Mr. Speaker, perhaps the hon. member did not hear my first answer.

We are not talking about espionage. We are not talking about signals intelligence. We are talking about the security of telecommunications. Every company, every agency, every government in the country has a concern that its data banks and its telecommunications are kept as secret as possible to preserve their integrity. That is what we are talking about. We are not talking about foreign espionage.

Code Of Ethics
Oral Question Period

June 19th, 1995 / 2:20 p.m.

Reform

Preston Manning Calgary Southwest, AB

Mr. Speaker, when the government came to power it promised to make integrity a number one priority. The Prime Minister said there was an unprecedented level of public cynicism toward government and unless trust could be restored the political system would not work. Twenty months later the government is practising exactly the same ethics as its predecessor with conflicts of interest, patronage and old style pork barrel politics. What makes matters worse is that the Prime Minister has stubbornly refused to fire or even discipline ministers who violated codes of ethical conduct.

Since the government is unwilling to do the right thing overall, will it at least introduce clearer guidelines for ministerial fundraisers to prevent future conflicts of interest such as those embroiling the heritage minister?

Code Of Ethics
Oral Question Period

2:20 p.m.

Hamilton East
Ontario

Liberal

Sheila Copps Deputy Prime Minister and Minister of the Environment

Mr. Speaker, the leader of the Reform Party talks about integrity. In 1990 the leader of the Reform Party appeared before the royal commission on electoral reform and party financing where he stated: "The Reform Party of Canada believes that no tax credits or deductions from income should be permitted in respect of donations of money to political parties or candidates.
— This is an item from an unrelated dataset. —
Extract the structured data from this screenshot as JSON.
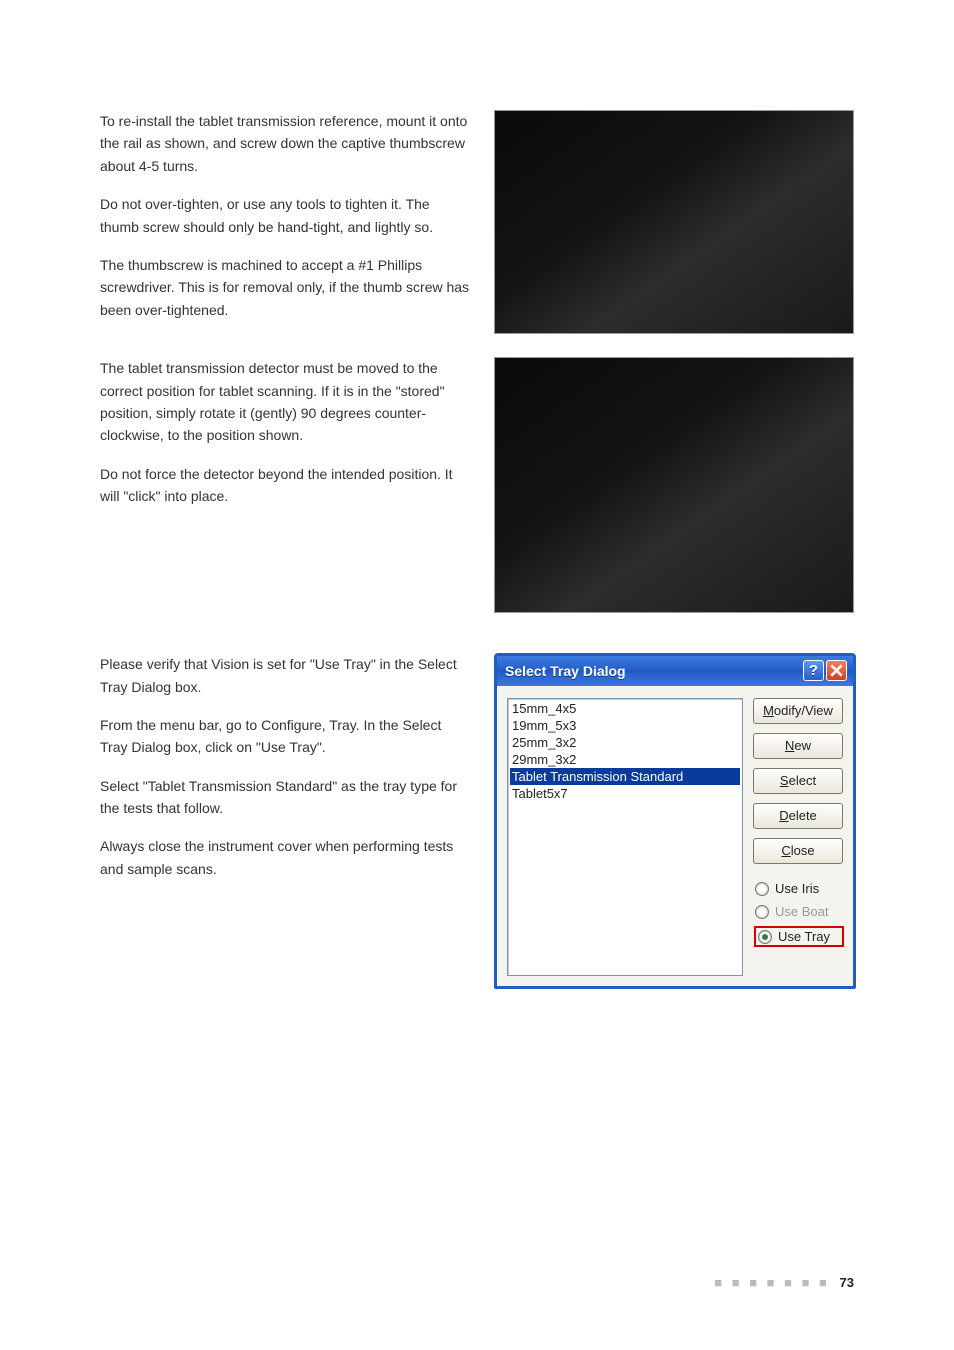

Parties and candidates should finance themselves"-

Code Of Ethics
Oral Question Period

2:25 p.m.

Some hon. members

Hear, hear.
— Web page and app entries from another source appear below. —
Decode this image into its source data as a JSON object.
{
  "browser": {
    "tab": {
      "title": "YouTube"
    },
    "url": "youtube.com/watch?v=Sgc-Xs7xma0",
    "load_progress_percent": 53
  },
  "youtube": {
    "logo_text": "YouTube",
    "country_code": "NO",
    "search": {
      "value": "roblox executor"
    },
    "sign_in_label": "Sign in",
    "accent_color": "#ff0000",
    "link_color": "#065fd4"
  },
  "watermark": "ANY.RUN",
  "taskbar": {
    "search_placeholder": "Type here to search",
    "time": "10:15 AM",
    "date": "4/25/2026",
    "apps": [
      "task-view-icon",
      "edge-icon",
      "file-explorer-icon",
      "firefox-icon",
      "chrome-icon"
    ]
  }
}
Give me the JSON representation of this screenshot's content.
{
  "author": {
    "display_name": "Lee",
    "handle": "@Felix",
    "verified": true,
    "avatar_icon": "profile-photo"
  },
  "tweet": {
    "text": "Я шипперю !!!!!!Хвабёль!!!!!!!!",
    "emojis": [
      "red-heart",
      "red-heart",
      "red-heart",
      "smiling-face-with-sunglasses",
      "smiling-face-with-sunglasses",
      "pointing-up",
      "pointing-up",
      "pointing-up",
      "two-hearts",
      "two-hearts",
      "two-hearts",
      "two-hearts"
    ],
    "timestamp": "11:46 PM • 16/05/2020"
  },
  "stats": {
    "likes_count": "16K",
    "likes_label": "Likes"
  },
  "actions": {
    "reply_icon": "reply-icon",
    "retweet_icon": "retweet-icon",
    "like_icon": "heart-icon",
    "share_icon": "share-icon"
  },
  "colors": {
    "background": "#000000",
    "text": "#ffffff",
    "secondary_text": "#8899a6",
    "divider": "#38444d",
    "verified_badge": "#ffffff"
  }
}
Code Of Ethics
Oral Question Period

2:25 p.m.

Liberal

Sheila Copps Hamilton East, ON

"Parties and candidates should finance themselves with the money of their supporters and not with taxpayers' dollars".
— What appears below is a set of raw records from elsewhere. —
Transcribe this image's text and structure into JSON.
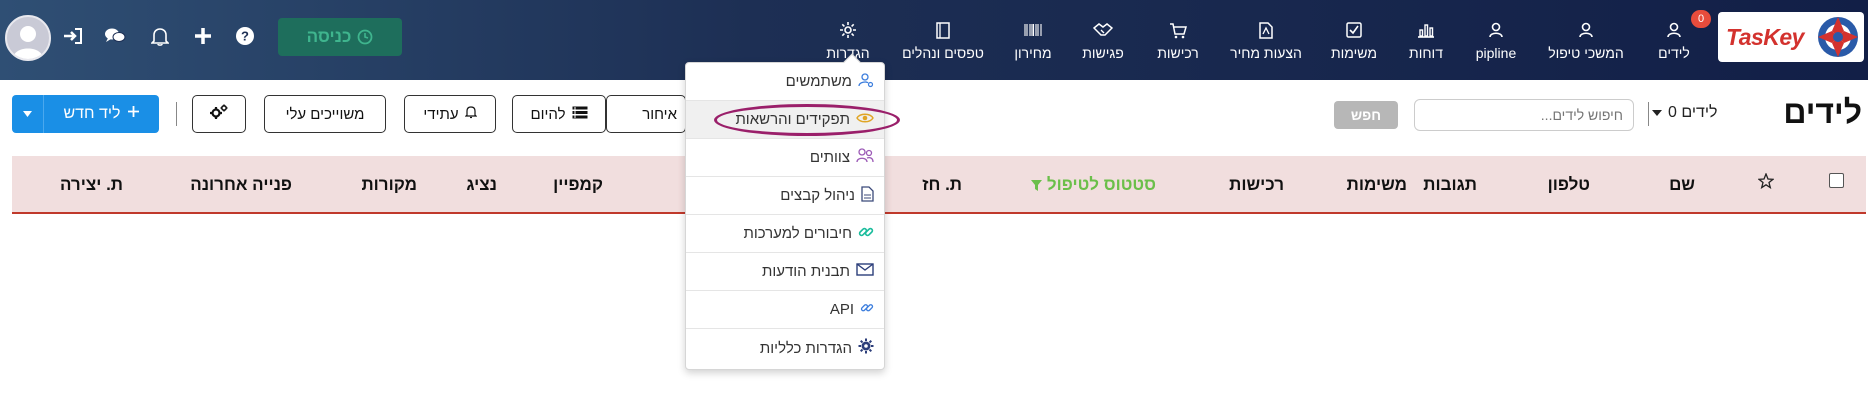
{
  "brand": {
    "logo_text": "TasKey"
  },
  "nav": {
    "leads": {
      "label": "לידים",
      "badge": "0"
    },
    "followup": {
      "label": "המשכי טיפול"
    },
    "pipline": {
      "label": "pipline"
    },
    "reports": {
      "label": "דוחות"
    },
    "tasks": {
      "label": "משימות"
    },
    "quotes": {
      "label": "הצעות מחיר"
    },
    "purchases": {
      "label": "רכישות"
    },
    "meetings": {
      "label": "פגישות"
    },
    "pricelist": {
      "label": "מחירון"
    },
    "forms": {
      "label": "טפסים ונהלים"
    },
    "settings": {
      "label": "הגדרות"
    }
  },
  "topbar": {
    "checkin_label": "כניסה"
  },
  "page": {
    "title": "לידים",
    "lead_count": "0 לידים"
  },
  "search": {
    "placeholder": "חיפוש לידים...",
    "button_label": "חפש"
  },
  "toolbar": {
    "late_label": "איחור",
    "today_label": "להיום",
    "future_label": "עתידי",
    "mine_label": "משוייכים עלי",
    "new_lead_label": "ליד חדש"
  },
  "table": {
    "headers": {
      "name": "שם",
      "phone": "טלפון",
      "responses": "תגובות",
      "tasks": "משימות",
      "purchases": "רכישות",
      "status": "סטטוס לטיפול",
      "reminder": "ת. חז",
      "campaign": "קמפיין",
      "rep": "נציג",
      "sources": "מקורות",
      "last_contact": "פנייה אחרונה",
      "created": "ת. יצירה"
    }
  },
  "settings_menu": {
    "items": [
      {
        "label": "משתמשים",
        "icon": "user-cog-icon"
      },
      {
        "label": "תפקידים והרשאות",
        "icon": "eye-icon"
      },
      {
        "label": "צוותים",
        "icon": "users-icon"
      },
      {
        "label": "ניהול קבצים",
        "icon": "file-icon"
      },
      {
        "label": "חיבורים למערכות",
        "icon": "link-icon"
      },
      {
        "label": "תבנית הודעות",
        "icon": "envelope-icon"
      },
      {
        "label": "API",
        "icon": "link-small-icon"
      },
      {
        "label": "הגדרות כלליות",
        "icon": "gear-icon"
      }
    ]
  },
  "colors": {
    "accent": "#1a8fe6",
    "status_green": "#6bbf4a",
    "header_bg": "#f1dede",
    "highlight": "#9a1f6a"
  }
}
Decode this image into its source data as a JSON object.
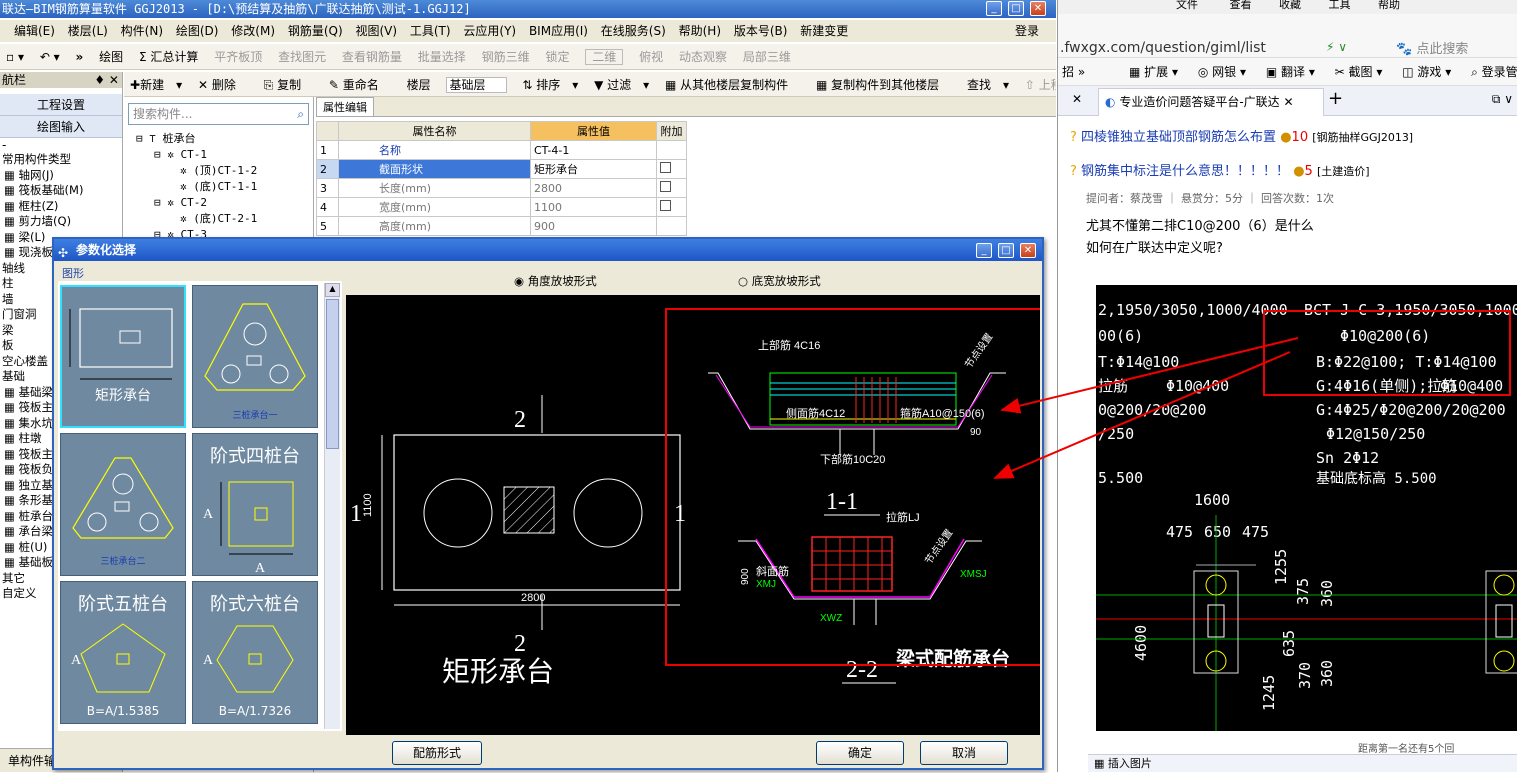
{
  "app": {
    "title": "联达—BIM钢筋算量软件 GGJ2013 - [D:\\预结算及抽筋\\广联达抽筋\\测试-1.GGJ12]"
  },
  "menu": [
    "编辑(E)",
    "楼层(L)",
    "构件(N)",
    "绘图(D)",
    "修改(M)",
    "钢筋量(Q)",
    "视图(V)",
    "工具(T)",
    "云应用(Y)",
    "BIM应用(I)",
    "在线服务(S)",
    "帮助(H)",
    "版本号(B)",
    "新建变更"
  ],
  "menu_right": "登录",
  "toolbar1": [
    "绘图",
    "Σ 汇总计算",
    "平齐板顶",
    "查找图元",
    "查看钢筋量",
    "批量选择",
    "钢筋三维",
    "锁定",
    "二维",
    "俯视",
    "动态观察",
    "局部三维"
  ],
  "toolbar2": [
    "新建",
    "删除",
    "复制",
    "重命名",
    "楼层",
    "基础层",
    "排序",
    "过滤",
    "从其他楼层复制构件",
    "复制构件到其他楼层",
    "查找",
    "上移",
    "下移"
  ],
  "left": {
    "header": "航栏",
    "btn1": "工程设置",
    "btn2": "绘图输入",
    "tree": [
      "常用构件类型",
      "轴网(J)",
      "筏板基础(M)",
      "框柱(Z)",
      "剪力墙(Q)",
      "梁(L)",
      "现浇板",
      "轴线",
      "柱",
      "墙",
      "门窗洞",
      "梁",
      "板",
      "空心楼盖",
      "基础",
      "基础梁",
      "筏板主筋",
      "集水坑",
      "柱墩",
      "筏板主筋",
      "筏板负筋",
      "独立基础",
      "条形基础",
      "桩承台",
      "承台梁",
      "桩(U)",
      "基础板带",
      "其它",
      "自定义"
    ],
    "bottom": "单构件输"
  },
  "mid": {
    "search_placeholder": "搜索构件...",
    "tree": [
      "桩承台",
      "CT-1",
      "(顶)CT-1-2",
      "(底)CT-1-1",
      "CT-2",
      "(底)CT-2-1",
      "CT-3"
    ]
  },
  "props": {
    "tab": "属性编辑",
    "headers": [
      "",
      "属性名称",
      "属性值",
      "附加"
    ],
    "rows": [
      [
        "1",
        "名称",
        "CT-4-1",
        ""
      ],
      [
        "2",
        "截面形状",
        "矩形承台",
        ""
      ],
      [
        "3",
        "长度(mm)",
        "2800",
        ""
      ],
      [
        "4",
        "宽度(mm)",
        "1100",
        ""
      ],
      [
        "5",
        "高度(mm)",
        "900",
        ""
      ]
    ]
  },
  "dialog": {
    "title": "参数化选择",
    "group": "图形",
    "radio1": "角度放坡形式",
    "radio2": "底宽放坡形式",
    "thumbs": [
      "矩形承台",
      "三桩承台一",
      "三桩承台二",
      "阶式四桩台",
      "阶式五桩台",
      "阶式六桩台"
    ],
    "thumb_formula": [
      "B=A/1.5385",
      "B=A/1.7326"
    ],
    "btn_rebar": "配筋形式",
    "btn_ok": "确定",
    "btn_cancel": "取消"
  },
  "drawing": {
    "plan_title": "矩形承台",
    "dim_len": "2800",
    "dim_wid": "1100",
    "mark1": "1",
    "mark2": "2",
    "sec11": "1-1",
    "sec22": "2-2",
    "beam_title": "梁式配筋承台",
    "top": "上部筋 4C16",
    "side": "侧面筋4C12",
    "stirrup": "箍筋A10@150(6)",
    "bottom": "下部筋10C20",
    "tie": "拉筋LJ",
    "slope": "斜面筋",
    "xmj": "XMJ",
    "xmsj": "XMSJ",
    "xwz": "XWZ",
    "node": "节点设置",
    "h900": "900",
    "d90": "90",
    "d100": "100"
  },
  "browser": {
    "menu": [
      "文件",
      "查看",
      "收藏",
      "工具",
      "帮助"
    ],
    "url": ".fwxgx.com/question/giml/list",
    "search": "点此搜索",
    "bar": [
      "扩展",
      "网银",
      "翻译",
      "截图",
      "游戏",
      "登录管"
    ],
    "tab": "专业造价问题答疑平台-广联达",
    "q1": "四棱锥独立基础顶部钢筋怎么布置",
    "q1_score": "10",
    "q1_tag": "[钢筋抽样GGJ2013]",
    "q2": "钢筋集中标注是什么意思！！！！！",
    "q2_score": "5",
    "q2_tag": "[土建造价]",
    "meta": "提问者：蔡茂雪 ｜ 悬赏分：5分 ｜ 回答次数：1次",
    "text1": "尤其不懂第二排C10@200（6）是什么",
    "text2": "如何在广联达中定义呢?",
    "cad": [
      "2,1950/3050,1000/4000",
      "BCT-J-C-3,1950/3050,1000/4000",
      "00(6)",
      "Φ10@200(6)",
      "T:Φ14@100",
      "B:Φ22@100; T:Φ14@100",
      "拉筋",
      "Φ10@400",
      "G:4Φ16(单侧);拉筋",
      "Φ10@400",
      "0@200/20@200",
      "G:4Φ25/Φ20@200/20@200",
      "/250",
      "Φ12@150/250",
      "Sn 2Φ12",
      "5.500",
      "基础底标高 5.500",
      "1600",
      "475",
      "650",
      "475",
      "1255",
      "375",
      "360",
      "4600",
      "635",
      "370",
      "360",
      "1245"
    ],
    "footer": "插入图片",
    "footer2": "距离第一名还有5个回"
  }
}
Code Of Ethics
Oral Question Period

2:25 p.m.

Some hon. members

More, more.

Code Of Ethics
Oral Question Period

2:25 p.m.

Liberal

Sheila Copps Hamilton East, ON

"We recommend that the political contribution tax credit be eliminated".

Code Of Ethics
Oral Question Period

2:25 p.m.

Some hon. members

Hear, hear.

Code Of Ethics
Oral Question Period

2:25 p.m.

Liberal

Sheila Copps Hamilton East, ON

However, that did not prevent every single member of the Reform Party from taking the government rebate that was offered to them at the end of the election campaign.

Code Of Ethics
Oral Question Period

2:25 p.m.

Reform

Preston Manning Calgary Southwest, AB

Mr. Speaker, pretending to not see an ethical issue is ignoring it or covering it up. We cannot go on with that vein of reply.

What has also become clear over the last two weeks is that the government's mechanisms and procedures for dealing with breaches in its code of ethics are simply not working. The heritage minister was caught in an obvious conflict of interest, yet the ethics counsellor was powerless to act. The Prime Minister only consulted the ethics counsellor as an afterthought and his report remains a deep, dark secret.

If this government is serious about restoring integrity to government and is unwilling to act itself, will it at least free the hands of the ethics counsellor and make him directly accountable to this Parliament?

Code Of Ethics
Oral Question Period

2:25 p.m.

Hamilton East
Ontario

Liberal

Sheila Copps Deputy Prime Minister and Minister of the Environment

Mr. Speaker, the leader of the Reform Party says he sees no conflict in taking a public position that his party should not accept political tax credits nor should they accept money from the taxpayers, but when it is coming they are very happy to take it.

While the leader of the Reform Party was up very righteously in the House last week attacking the Minister of Canadian Heritage for having a private dinner, he himself was attending another private dinner at the posh Windsor Club where initiation fees are $1,000 and annual dues are $600.

Code Of Ethics
Oral Question Period

2:25 p.m.

Some hon. members

Oh, oh.